  • However, there is no compelling evidence that No Child Left Behind is responsible for these improvements. Other factors proposed as explanations for the increased high school completion rate include:
    • fewer jobs in a weak economy, which could have encouraged more students to finish their degrees; and
    • high school reforms already underway, such as smaller schools and 9th grade academies.9

 


1 Baker, E. L., Barton, P. E., Darling-Hammond, L., Haertel, E., Ladd, H. F., Linn, R. L., Ravitch, D., Rothstein, R., Shavelson, R. J., and Shepard, L. A. (2010, August). Problems with the use of student test scores to evaluate teachers. Washington, DC: Economic Policy Institute. Retrieved February 20, 2015 from http://s2.epi.org/files/page/-/pdf/bp278.pdf;
Dee, T. S., & Jacob, B. (2011, May). The impact of No Child Left Behind on student achievement. Journal of Policy Analysis and Management, 30, 418-446. doi: 10.1002/pam.20586 Retrieved February 18, 2015 from http://onlinelibrary.wiley.com/doi/10.1002/pam.20586/pdf;
Fuller, B., Wright, J., Gesicki, K., & Kang, E. (2007, Jun-Jul). Gauging growth: How to judge No Child Left Behind?
Educational Researcher, 36, 268-278. Retrieved February 19, 2015 from http://www.jstor.org/stable/30137913;
Pallas, A. (2011, November). The Nation’s Report Card and NCLB: Friends or foes? Retrieved from http://eyeoned.org/content/the-nations-report-card-and-nclb-friends-or-foes_277/;
Lee, J., & Reeves, T. (2012). Revisiting the Impact of NCLB High-Stakes School Accountability, Capacity, and Resources: State NAEP 1990-2009 Reading and Math Achievement Gaps and Trends. Educational Evaluation and Policy Analysis, 34(2), 209–231;
Reardon, S. F., Greenberg, E. H., Kalogrides, D., Shores, K. A., Valentino, R. A. (2013, August). Left behind? The effect of No Child Left Behind on academic achievement gaps. Stanford, CA: Center for Education Policy Analysis. Retrieved February 24, 2015 from http://cepa.stanford.edu/sites/default/files/reardon%20et%20al%20nclb%20gaps%20paper%2012aug2013.pdf.
2 Lee, J., & Reeves, T. (2012).
3 Reardon, S. F. et al. (2013).
4 Ibid.
5 Fry, R., & Taylor, P. (2013, May). Hispanic High School Graduates Pass Whites in Rate of College Enrollment. Washington, DC: Pew Hispanic Center, Pew Research Center. Retrieved February 24, 2015 from http://www.pewhispanic.org/files/2013/05/PHC_college_enrollment_2013-05.pdf.
6 Ibid.
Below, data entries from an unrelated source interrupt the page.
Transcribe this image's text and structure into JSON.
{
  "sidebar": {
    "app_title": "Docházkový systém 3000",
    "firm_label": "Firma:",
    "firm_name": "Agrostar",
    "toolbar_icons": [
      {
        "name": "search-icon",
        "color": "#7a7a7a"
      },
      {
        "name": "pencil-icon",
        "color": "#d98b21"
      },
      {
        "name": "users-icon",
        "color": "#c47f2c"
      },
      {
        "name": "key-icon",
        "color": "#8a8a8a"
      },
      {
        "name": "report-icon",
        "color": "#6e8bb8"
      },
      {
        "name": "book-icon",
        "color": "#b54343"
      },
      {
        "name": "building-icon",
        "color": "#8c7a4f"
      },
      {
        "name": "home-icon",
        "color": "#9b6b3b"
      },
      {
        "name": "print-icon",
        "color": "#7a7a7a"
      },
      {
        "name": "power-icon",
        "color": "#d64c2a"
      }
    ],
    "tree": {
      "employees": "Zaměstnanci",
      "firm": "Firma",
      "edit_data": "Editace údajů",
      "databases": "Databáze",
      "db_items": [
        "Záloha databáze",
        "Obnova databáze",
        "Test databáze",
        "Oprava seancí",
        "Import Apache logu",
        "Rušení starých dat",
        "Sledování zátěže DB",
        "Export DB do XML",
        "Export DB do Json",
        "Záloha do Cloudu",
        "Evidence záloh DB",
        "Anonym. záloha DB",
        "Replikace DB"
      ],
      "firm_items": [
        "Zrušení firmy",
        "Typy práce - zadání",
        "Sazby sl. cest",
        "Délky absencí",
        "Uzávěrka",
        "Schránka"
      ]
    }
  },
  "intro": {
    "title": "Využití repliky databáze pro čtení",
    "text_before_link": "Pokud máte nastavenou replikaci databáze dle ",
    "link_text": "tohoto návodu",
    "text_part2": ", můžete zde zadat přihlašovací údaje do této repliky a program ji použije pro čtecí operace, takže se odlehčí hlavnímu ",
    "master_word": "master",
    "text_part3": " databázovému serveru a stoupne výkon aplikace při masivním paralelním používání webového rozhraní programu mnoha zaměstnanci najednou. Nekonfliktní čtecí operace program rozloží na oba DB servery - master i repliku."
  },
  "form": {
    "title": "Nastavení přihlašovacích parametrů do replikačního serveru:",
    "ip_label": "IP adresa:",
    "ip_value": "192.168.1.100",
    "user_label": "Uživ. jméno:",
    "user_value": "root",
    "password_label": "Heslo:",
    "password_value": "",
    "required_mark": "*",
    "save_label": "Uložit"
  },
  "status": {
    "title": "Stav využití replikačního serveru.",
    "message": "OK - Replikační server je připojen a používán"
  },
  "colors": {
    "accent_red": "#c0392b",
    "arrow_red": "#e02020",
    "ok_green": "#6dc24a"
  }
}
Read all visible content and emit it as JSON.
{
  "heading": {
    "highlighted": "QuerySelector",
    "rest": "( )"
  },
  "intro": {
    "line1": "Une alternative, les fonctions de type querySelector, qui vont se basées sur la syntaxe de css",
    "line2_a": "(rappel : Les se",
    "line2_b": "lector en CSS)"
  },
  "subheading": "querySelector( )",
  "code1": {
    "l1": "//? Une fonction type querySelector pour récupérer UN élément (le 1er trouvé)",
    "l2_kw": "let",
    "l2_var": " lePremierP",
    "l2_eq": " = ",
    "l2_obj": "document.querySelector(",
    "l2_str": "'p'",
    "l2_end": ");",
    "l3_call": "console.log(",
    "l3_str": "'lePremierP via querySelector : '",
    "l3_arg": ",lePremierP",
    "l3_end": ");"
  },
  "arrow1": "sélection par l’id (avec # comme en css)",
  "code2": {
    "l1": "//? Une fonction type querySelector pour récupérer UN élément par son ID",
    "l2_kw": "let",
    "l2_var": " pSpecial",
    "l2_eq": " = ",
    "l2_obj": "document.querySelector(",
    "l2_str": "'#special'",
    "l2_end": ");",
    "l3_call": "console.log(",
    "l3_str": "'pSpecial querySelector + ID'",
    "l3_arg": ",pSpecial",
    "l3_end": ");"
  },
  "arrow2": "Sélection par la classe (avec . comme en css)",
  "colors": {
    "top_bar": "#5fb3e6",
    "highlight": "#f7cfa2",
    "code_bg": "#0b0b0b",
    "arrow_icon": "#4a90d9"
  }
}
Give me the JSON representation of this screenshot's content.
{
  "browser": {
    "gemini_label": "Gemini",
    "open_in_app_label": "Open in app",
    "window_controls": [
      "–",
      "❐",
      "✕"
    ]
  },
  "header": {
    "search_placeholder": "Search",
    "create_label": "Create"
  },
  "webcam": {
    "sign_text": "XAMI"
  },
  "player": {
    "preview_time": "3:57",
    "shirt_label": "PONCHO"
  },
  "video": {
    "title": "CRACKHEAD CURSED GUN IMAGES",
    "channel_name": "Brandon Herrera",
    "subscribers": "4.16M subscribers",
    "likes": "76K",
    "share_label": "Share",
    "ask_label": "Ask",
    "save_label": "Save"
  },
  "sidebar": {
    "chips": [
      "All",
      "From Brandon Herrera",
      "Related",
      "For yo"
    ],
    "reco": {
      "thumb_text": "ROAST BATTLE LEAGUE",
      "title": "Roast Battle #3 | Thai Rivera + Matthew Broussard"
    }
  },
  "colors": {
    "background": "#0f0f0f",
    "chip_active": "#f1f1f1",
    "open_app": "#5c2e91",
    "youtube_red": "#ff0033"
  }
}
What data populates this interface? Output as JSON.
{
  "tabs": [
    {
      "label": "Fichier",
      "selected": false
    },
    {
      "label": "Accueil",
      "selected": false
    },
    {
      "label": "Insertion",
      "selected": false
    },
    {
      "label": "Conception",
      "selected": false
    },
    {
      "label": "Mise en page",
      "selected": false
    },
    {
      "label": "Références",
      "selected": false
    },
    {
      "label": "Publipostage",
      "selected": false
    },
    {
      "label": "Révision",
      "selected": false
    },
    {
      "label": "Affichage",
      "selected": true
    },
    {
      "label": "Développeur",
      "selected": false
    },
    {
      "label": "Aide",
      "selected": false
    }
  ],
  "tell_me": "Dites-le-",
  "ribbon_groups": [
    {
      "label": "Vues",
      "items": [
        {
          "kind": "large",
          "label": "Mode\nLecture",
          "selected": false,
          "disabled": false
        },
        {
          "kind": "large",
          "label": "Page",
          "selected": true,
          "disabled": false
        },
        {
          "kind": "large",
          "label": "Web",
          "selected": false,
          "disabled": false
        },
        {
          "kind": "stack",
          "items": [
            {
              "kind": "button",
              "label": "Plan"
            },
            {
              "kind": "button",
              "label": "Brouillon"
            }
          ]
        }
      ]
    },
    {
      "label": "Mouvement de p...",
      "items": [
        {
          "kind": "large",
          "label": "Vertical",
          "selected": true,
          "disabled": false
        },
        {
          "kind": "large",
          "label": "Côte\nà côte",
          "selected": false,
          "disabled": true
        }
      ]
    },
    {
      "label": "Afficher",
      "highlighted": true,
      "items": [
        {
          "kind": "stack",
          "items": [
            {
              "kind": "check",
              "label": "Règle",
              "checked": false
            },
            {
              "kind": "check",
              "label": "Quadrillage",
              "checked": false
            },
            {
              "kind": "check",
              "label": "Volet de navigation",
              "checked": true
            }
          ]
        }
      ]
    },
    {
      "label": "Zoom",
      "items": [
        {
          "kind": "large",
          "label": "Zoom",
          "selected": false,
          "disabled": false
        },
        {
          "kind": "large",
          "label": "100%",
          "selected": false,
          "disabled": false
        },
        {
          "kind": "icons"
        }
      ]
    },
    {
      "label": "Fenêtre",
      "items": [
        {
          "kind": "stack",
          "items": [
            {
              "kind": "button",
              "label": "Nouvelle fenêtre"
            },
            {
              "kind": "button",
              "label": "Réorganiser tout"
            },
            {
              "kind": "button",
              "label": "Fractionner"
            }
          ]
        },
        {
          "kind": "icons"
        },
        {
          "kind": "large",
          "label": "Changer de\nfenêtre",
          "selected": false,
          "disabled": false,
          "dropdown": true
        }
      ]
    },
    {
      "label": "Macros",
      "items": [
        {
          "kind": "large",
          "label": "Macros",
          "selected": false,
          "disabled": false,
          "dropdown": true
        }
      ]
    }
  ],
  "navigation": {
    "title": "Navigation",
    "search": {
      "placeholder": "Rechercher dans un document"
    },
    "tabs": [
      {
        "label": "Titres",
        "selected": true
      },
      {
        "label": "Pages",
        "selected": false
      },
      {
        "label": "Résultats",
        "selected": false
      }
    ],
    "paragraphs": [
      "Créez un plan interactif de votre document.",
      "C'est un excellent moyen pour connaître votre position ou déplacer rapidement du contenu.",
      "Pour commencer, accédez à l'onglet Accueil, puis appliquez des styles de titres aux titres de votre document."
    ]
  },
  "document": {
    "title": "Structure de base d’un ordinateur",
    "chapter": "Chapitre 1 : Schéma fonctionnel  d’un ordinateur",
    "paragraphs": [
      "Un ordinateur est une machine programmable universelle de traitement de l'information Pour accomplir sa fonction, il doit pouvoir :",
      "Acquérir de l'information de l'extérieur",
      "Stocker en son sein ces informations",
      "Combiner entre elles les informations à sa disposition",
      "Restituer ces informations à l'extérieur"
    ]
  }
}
7 Pew Hispanic Center. (2013, July). Between Two Worlds: How Young Latinos Come of Age in America. Washington, DC: Pew Research Center. Retrieved February 24, 2015 from http://www.pewhispanic.org/files/reports/117.pdf;
Pew Research Center. (2009, September). Recession Turns a Graying Office Grayer. Washington, DC: Social & Demographic Trends Project, Pew Research Center. Retrieved February 24, 2015 from http://www.pewsocialtrends.org/files/2010/10/americas-changing-workforce.pdf.
Cited in Fry, R., & Taylor, P. (2013, May).
8 Stillwell, R., and Sable, J. (2013). Public School Graduates and Dropouts from the Common Core of Data: School Year 2009–10: First Look (Provisional Data) (NCES 2013-309rev). U.S. Department of Education. Washington, DC: National Center for Education Statistics. Retrieved February 24, 2015 from http://nces.ed.gov/pubs2013/2013309rev.pdf.
9 Adams, C. J., & Sparks, S. D. “Graduation rate reaches highest peak in decades.” Education Week, January 30, 2013. Retrieved February 24, 2015 from http://www.edweek.org/ew/articles/2013/01/30/19nces.h32.html.